In the first article of a three-part series, Sheri Carr reflects on the oppression of her early life and how we must fight it, even in our own movement

Corbyn understands the needs of our communities
Ian Hodson reflects on the Copeland by-election and explains why Corbyn has the full support of The Bakers Food and Allied Workers Union

Red Pepper’s race section: open editorial meeting 15 March
On 15 March, we’ll be holding the first of Red Pepper’s Race Section open editorial meetings.

Social Workers Without Borders
Jenny Nelson speaks to Lauren Wroe about a group combining activism and social work with refugees

Growing up married
Laura Nicholson interviews Dr Eylem Atakav about her new film, Growing Up Married, which tells the stories of Turkey’s child brides

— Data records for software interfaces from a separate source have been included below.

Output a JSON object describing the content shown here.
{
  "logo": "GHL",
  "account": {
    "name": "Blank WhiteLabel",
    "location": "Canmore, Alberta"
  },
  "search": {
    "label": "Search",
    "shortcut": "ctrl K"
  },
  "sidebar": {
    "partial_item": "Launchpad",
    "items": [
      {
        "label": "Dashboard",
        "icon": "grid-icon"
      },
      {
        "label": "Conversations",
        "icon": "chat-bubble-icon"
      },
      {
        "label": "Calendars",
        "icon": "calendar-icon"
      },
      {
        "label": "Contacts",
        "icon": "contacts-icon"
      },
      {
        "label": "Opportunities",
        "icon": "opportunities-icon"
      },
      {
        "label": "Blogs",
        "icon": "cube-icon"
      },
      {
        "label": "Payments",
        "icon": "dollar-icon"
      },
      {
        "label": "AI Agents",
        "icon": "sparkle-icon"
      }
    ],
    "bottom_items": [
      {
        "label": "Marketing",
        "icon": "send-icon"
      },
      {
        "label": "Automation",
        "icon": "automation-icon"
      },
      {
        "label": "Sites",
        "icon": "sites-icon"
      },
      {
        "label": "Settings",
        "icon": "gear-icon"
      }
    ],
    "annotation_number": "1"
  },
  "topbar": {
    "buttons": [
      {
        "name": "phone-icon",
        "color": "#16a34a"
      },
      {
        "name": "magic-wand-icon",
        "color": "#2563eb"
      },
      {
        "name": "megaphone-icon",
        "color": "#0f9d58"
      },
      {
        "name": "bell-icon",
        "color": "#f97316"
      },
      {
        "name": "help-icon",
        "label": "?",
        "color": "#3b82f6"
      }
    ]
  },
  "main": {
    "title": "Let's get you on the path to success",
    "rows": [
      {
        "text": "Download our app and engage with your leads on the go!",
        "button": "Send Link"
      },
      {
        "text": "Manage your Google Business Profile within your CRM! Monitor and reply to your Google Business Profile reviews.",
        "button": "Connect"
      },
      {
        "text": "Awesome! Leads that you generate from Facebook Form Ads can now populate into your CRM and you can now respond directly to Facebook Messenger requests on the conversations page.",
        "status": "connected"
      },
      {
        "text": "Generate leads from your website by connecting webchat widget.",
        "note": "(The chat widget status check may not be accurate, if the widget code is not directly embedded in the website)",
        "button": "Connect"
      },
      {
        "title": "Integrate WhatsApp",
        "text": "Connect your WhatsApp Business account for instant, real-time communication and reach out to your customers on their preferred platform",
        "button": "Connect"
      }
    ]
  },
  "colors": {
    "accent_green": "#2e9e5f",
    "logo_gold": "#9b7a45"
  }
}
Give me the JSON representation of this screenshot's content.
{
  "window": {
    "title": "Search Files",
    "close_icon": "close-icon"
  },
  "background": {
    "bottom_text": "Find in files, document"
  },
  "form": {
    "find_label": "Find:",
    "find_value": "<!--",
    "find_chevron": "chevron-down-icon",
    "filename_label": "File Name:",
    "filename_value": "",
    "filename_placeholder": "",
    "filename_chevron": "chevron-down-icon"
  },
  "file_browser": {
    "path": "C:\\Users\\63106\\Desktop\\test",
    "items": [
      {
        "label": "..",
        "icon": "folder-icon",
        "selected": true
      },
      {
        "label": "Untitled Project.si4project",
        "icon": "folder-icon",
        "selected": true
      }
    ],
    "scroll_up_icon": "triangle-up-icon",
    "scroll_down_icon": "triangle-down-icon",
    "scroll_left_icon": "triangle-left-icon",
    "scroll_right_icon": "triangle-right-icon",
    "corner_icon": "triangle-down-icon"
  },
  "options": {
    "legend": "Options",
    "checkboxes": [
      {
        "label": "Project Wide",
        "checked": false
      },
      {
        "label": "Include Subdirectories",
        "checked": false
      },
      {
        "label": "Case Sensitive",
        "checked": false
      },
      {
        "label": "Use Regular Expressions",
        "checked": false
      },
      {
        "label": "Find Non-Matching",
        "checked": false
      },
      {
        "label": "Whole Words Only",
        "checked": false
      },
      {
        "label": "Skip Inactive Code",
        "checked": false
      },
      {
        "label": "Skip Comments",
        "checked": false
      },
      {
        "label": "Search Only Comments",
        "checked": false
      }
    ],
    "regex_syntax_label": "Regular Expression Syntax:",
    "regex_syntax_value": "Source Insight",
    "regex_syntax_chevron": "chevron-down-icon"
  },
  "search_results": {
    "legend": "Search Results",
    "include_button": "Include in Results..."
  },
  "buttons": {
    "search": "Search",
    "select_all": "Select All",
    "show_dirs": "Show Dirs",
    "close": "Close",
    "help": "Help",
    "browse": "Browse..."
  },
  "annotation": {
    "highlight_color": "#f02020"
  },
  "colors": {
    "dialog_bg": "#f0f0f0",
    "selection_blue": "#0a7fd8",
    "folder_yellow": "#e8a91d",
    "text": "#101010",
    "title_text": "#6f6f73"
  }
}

The Migrant Connections Festival: solidarity needs meaningful relationships
On March 4 & 5 Bethnal Green will host a migrant-led festival fostering community and solidarity for people of all backgrounds, writes Sohail Jannesari

Reclaiming Holloway Homes
The government is closing old, inner-city jails. Rebecca Roberts looks at what happens next

Intensification of state violence in the Kurdish provinces of Turkey
Oppression increases in the run up to Turkey’s constitutional referendum, writes Mehmet Ugur from Academics for Peace

Pass the domestic violence bill
Emma Snaith reports on the significance of the new anti-domestic violence bill

Report from the second Citizen’s Assembly of Podemos
Sol Trumbo Vila says the mandate from the Podemos Assembly is to go forwards in unity and with humility

Protect our public lands
Last summer Indigenous people travelled thousands of miles around the USA to tell their stories and build a movement. Julie Maldonado reports

From the frontlines
Red Pepper’s new race editor, Ashish Ghadiali, introduces a new space for black and minority progressive voices

How can we make the left sexy?
Jenny Nelson reports on a session at The World Transformed

In pictures: designing for change
Sana Iqbal, the designer behind the identity of The World Transformed festival and the accompanying cover of Red Pepper, talks about the importance of good design

Angry about the #MuslimBan? Here are 5 things to do
As well as protesting against Trump we have a lot of work to get on with here in the UK. Here's a list started by Platform

Who owns our land?
Guy Shrubsole gives some tips for finding out

Don’t delay – ditch coal
Take action this month with the Coal Action Network. By Anne Harris

Utopia: Work less play more
A shorter working week would benefit everyone, writes Madeleine Ellis-Petersen

Mum’s Colombian mine protest comes to London
Anne Harris reports on one woman’s fight against a multinational coal giant


256